“I imagine they might exist in massive ships, having used up all the resources from their home planet. Such advanced aliens would perhaps become nomads, looking to conquer and colonize whatever planets they can reach.”
He imagines any species that has traversed such an incredible interstellar distance would have weapons systems just as advanced as their propulsion.
Catastrophic Vacuum Decay
The 2012 discovery of the “God particle,” Higgs boson, by scientists at the Large Hadron Collider was a monumental achievement that proved three of the four fundamental forces of the universe. But for one man, Stephen Hawking, it portended the destruction of the universe.
As previously covered by the Anti-Media:
“In (his essay) Starmus, Hawking describes how the quantum field by which the Higgs boson bestows mass upon particles makes it different than most others. Normally, these fields are vacuum states; but the Higgs field is not a true vacuum, and over time, is becoming unstable. When the Higgs field transitions to a high energy state, a process Hawking and others argue has begun, it will trigger a quantum fluctuation known as vacuum decay.
“During the vacuum decay, which could quite literally begin any second, a metastable high energy bubble will begin to consume everything around it at the speed of light. Eventually, this bubble will reach the Earth…”
In other words, according to Hawking, the discovery of the “God particle” may have only proven our inexorable doom.
One of the greatest dangers facing humanity, according to Hawking, is none other than crony capitalism on a global scale. Specifically, he refers to “rampant inequality expedited by the automated machine-based global economic system.”
“If machines produce everything we need, the outcome will depend on how things are distributed,” Hawking said during a Reddit AMA. “Everyone can enjoy a life of luxurious leisure if the machine-produced wealth is shared, or most people can end up miserably poor if the machine-owners successfully lobby against wealth redistribution. So far, the trend seems to be toward the second option, with technology driving ever-increasing inequality.”
Speaking at London’s Royal Institution, Hawking said:
“We face a number of threats to our survival from nuclear war, catastrophic global warming, and genetically engineered viruses.
“The number is likely to increase in the future, with the development of new technologies, and new ways things can go wrong. Although the chance of a disaster to planet Earth in a given year may be quite low, it adds up over time and becomes a near certainty in the next thousand or 10,000 years.

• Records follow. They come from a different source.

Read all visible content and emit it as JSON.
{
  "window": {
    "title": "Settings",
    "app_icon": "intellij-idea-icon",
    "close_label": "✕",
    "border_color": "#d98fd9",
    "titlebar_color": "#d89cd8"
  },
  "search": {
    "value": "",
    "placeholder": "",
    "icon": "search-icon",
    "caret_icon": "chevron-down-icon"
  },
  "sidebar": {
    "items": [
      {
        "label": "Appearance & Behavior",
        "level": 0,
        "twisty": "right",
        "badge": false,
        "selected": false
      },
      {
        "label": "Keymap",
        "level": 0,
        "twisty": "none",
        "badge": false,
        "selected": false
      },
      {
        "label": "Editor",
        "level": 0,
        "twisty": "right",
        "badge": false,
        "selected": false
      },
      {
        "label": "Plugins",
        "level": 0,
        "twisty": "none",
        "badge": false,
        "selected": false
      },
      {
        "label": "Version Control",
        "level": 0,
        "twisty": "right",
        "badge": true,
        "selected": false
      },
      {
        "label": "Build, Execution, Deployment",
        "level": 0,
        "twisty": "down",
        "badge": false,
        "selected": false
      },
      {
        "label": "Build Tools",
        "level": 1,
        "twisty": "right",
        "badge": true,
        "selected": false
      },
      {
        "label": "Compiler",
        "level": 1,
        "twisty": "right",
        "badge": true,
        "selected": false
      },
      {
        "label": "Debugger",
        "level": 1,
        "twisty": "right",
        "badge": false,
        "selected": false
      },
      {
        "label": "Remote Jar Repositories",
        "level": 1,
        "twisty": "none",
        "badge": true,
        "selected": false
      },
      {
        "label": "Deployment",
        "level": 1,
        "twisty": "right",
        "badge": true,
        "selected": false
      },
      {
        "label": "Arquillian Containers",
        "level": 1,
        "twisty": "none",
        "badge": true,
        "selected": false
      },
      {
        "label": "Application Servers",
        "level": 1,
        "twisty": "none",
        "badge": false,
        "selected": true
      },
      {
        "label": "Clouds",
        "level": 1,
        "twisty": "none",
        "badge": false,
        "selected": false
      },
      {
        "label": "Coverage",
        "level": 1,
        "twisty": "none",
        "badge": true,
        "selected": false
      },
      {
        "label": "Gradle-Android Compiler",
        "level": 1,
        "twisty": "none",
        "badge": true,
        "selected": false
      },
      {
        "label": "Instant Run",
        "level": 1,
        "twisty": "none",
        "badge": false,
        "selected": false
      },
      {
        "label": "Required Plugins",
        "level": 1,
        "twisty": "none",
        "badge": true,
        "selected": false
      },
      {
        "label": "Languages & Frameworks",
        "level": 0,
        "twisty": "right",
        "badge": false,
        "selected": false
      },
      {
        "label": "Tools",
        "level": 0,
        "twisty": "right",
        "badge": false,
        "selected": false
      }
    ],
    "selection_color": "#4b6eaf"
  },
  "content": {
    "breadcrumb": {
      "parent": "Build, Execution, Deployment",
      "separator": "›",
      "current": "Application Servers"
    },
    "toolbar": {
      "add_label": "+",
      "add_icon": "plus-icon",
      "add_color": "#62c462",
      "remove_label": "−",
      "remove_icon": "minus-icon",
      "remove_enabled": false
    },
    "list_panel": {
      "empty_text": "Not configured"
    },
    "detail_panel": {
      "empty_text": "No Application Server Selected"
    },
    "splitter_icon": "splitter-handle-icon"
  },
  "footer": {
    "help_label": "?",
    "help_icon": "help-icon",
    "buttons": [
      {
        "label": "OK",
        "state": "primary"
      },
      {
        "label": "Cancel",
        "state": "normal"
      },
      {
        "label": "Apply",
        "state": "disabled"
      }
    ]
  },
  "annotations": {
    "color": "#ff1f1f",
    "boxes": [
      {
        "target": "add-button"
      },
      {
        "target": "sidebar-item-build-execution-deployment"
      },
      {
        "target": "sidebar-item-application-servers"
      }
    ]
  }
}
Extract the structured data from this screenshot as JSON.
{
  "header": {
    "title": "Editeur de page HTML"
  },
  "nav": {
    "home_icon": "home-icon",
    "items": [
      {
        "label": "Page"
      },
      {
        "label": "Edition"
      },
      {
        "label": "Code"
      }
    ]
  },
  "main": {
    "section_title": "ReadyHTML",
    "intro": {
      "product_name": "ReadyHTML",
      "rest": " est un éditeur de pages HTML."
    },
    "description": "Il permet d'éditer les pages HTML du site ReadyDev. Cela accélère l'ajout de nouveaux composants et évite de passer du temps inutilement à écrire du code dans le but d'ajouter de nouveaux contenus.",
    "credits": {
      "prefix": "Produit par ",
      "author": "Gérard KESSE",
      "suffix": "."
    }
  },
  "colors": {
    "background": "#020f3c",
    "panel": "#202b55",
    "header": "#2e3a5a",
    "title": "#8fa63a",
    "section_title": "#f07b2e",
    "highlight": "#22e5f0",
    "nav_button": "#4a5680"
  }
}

“By that time, we should have spread out into space, and to other stars, so a disaster on Earth would not mean the end of the human race. However, we will not establish self-sustaining colonies in space for at least the next hundred years, so we have to be very careful in this period.”
Interestingly, Hawking isolated threats from scientific advancement as the most dangerous to the human race. It’s a Catch-22. While we will need exponential technological and scientific advancement in order to colonize other planets (thus ensuring us in case of an Earth-sized mortality event), this very growth could sew the seeds of our doom.
And there’s another Catch-22. In accelerating our technology to escape the planet, we will dramatically affect the Earth’s ecosystems and cause even more runaway “catastrophic global warming,” which Hawking also lists as one of the single greatest threats facing us.